Saved data entries:
○ ○ ○ ○ ○

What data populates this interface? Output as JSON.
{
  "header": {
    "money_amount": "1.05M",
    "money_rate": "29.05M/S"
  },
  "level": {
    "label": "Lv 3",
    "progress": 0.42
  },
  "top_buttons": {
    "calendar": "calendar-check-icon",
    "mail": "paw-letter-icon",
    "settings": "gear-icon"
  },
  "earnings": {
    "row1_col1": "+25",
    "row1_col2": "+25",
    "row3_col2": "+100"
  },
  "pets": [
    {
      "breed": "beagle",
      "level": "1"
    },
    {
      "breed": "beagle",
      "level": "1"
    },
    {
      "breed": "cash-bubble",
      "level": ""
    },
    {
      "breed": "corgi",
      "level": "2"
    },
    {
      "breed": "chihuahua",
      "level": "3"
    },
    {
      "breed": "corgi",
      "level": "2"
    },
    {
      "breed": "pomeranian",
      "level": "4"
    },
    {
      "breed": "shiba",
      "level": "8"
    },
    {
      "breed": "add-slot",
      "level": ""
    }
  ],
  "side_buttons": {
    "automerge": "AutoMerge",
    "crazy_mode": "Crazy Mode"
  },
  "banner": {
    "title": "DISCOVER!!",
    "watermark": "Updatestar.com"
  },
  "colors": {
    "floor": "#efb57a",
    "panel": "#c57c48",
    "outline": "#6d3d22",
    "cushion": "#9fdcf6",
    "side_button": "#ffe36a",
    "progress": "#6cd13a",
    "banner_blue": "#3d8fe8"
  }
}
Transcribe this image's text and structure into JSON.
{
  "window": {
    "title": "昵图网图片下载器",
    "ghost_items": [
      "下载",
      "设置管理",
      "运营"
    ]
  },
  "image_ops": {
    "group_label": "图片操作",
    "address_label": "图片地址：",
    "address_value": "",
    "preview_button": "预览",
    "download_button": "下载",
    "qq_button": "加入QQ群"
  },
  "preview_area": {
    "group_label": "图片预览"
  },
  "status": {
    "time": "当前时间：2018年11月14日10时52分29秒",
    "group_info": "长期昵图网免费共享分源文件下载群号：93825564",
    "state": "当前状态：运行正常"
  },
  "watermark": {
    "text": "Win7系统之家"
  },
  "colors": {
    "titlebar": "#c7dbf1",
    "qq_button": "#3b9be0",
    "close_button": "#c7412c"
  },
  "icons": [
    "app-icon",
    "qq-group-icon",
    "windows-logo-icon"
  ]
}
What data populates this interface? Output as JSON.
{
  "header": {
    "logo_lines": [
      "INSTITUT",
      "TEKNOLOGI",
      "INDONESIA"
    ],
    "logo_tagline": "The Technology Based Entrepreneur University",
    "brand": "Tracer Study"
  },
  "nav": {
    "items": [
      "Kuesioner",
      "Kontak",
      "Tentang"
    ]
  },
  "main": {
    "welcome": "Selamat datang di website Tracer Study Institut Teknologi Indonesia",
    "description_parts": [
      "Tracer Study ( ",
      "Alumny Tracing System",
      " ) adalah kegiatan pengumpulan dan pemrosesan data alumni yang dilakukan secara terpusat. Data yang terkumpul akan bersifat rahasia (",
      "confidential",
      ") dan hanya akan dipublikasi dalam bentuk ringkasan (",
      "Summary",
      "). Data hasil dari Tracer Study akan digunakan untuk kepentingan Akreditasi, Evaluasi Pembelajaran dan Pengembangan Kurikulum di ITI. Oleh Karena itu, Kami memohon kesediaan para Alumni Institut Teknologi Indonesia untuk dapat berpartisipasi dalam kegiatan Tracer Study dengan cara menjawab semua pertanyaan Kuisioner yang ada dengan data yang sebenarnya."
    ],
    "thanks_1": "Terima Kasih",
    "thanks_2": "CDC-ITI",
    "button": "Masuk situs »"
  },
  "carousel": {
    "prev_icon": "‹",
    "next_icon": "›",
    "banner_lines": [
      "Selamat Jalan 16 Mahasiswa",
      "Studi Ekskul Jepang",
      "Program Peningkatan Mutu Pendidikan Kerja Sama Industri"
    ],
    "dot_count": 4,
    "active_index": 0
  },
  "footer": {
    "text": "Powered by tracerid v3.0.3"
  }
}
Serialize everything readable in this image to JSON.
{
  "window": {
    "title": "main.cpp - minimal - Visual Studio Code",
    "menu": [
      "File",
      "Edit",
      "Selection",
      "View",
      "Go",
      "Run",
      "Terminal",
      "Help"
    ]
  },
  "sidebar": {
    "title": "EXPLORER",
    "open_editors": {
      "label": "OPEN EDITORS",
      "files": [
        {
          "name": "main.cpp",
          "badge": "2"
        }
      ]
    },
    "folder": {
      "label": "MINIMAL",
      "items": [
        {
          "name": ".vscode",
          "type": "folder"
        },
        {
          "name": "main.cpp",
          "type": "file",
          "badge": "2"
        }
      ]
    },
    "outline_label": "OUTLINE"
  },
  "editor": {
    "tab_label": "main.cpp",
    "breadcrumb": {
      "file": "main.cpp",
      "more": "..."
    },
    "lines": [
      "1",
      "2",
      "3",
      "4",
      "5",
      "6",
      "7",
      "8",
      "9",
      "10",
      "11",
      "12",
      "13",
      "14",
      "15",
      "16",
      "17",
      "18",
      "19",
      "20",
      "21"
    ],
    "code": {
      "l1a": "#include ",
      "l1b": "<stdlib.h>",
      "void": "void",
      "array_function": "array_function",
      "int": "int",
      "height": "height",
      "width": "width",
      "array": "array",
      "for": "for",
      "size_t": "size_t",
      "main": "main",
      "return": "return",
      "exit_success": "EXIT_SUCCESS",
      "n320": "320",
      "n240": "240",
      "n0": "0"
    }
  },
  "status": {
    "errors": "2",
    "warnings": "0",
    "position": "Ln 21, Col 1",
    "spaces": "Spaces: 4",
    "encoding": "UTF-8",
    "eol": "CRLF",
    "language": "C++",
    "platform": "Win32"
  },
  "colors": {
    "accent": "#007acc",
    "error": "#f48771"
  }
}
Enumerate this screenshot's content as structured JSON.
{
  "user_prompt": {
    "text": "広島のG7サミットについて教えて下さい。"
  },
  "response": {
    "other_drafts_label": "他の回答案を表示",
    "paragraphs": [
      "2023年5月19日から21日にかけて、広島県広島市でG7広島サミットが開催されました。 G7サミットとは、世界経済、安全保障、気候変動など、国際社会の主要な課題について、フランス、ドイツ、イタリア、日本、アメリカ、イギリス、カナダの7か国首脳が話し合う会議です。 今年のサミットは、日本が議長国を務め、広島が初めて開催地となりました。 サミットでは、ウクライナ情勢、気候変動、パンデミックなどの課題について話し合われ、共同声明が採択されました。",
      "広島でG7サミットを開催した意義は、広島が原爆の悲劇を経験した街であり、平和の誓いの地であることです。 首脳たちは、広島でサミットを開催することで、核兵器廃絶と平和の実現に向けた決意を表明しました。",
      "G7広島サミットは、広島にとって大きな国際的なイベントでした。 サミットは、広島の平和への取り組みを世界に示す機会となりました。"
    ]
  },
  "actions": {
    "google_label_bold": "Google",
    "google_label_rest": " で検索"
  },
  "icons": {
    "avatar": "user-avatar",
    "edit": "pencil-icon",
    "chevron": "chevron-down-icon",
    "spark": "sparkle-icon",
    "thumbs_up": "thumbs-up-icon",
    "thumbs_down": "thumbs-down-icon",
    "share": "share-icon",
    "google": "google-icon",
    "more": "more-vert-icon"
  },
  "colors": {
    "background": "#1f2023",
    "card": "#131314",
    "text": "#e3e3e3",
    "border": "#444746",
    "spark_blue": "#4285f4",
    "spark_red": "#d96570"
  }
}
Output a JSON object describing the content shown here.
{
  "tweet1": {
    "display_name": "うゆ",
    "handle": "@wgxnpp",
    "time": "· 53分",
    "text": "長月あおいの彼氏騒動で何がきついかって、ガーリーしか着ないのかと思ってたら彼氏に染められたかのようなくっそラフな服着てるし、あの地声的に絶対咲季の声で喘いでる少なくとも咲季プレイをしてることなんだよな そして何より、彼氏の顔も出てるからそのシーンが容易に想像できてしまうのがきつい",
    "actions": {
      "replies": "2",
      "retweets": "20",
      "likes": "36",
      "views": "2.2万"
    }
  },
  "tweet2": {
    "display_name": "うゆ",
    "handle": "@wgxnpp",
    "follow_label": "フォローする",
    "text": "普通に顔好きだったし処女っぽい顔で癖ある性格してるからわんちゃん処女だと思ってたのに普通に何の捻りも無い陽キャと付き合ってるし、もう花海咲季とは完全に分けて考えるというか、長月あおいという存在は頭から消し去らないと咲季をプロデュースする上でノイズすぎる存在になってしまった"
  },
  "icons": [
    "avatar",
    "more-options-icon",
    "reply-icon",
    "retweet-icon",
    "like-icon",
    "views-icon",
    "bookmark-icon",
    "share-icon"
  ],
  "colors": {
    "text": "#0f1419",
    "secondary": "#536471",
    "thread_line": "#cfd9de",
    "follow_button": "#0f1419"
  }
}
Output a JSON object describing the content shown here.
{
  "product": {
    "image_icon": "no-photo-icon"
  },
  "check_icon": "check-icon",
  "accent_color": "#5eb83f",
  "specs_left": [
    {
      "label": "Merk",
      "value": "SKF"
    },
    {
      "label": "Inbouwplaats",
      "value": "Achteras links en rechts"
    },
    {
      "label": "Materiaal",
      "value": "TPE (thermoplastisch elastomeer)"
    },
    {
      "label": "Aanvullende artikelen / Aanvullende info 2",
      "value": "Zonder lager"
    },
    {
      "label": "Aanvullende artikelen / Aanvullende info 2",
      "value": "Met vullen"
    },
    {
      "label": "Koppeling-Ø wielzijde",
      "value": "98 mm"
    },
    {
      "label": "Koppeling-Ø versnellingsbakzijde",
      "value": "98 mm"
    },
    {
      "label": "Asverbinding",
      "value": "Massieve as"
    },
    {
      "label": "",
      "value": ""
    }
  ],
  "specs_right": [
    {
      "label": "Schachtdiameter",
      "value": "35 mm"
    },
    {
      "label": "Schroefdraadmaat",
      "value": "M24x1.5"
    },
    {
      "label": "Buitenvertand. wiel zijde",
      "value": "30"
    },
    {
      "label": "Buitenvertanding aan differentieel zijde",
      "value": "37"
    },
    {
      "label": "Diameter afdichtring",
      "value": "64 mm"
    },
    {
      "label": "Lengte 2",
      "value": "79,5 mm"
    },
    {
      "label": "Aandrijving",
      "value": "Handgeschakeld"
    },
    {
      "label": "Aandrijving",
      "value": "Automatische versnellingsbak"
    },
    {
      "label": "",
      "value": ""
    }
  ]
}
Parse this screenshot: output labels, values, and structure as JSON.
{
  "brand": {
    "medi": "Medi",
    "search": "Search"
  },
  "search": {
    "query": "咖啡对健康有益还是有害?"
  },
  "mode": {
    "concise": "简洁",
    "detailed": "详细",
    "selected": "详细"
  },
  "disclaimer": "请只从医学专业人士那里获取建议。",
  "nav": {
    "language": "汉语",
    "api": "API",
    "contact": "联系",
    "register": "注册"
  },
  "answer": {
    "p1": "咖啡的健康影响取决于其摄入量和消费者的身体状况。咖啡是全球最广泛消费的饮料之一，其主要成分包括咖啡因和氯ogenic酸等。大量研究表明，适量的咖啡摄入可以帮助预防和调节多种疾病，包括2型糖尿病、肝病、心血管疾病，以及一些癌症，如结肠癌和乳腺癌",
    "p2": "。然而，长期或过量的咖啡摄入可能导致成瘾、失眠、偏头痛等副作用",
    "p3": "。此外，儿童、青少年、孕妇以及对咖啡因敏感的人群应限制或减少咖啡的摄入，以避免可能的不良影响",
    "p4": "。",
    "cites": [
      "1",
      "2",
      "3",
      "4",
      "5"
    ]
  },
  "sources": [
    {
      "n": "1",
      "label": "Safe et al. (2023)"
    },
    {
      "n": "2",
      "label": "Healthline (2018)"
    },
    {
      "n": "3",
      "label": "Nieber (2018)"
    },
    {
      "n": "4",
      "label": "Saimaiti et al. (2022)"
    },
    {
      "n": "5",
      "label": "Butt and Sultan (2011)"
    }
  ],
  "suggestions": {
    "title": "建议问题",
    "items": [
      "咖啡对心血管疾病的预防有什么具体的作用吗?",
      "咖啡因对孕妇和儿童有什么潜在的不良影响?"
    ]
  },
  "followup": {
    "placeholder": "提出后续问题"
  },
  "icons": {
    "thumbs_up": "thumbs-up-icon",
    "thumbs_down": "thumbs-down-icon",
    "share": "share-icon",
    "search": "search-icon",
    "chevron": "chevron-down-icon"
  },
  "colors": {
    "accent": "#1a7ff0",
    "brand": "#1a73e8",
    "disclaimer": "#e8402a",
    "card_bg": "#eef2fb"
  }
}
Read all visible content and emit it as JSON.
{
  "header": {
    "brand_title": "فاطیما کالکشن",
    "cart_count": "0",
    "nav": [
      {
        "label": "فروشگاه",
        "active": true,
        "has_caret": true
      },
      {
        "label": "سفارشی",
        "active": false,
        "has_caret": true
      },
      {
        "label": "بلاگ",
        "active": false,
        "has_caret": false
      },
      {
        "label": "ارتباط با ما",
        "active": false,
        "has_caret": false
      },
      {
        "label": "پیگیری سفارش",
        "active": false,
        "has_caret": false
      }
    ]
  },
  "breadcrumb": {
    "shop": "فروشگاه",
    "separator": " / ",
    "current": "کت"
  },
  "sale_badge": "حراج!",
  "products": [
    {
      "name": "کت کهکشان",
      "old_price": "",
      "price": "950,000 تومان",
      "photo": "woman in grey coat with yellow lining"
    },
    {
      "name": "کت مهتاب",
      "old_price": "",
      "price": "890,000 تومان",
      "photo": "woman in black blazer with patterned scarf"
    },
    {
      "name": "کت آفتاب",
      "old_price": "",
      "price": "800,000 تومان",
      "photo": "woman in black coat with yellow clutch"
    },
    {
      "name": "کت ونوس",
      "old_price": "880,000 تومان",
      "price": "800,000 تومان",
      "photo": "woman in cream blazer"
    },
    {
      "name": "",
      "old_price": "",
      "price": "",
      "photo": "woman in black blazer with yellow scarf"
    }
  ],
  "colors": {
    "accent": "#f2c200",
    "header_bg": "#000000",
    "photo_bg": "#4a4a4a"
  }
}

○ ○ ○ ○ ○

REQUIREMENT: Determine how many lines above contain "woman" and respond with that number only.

TASK OUTPUT: 5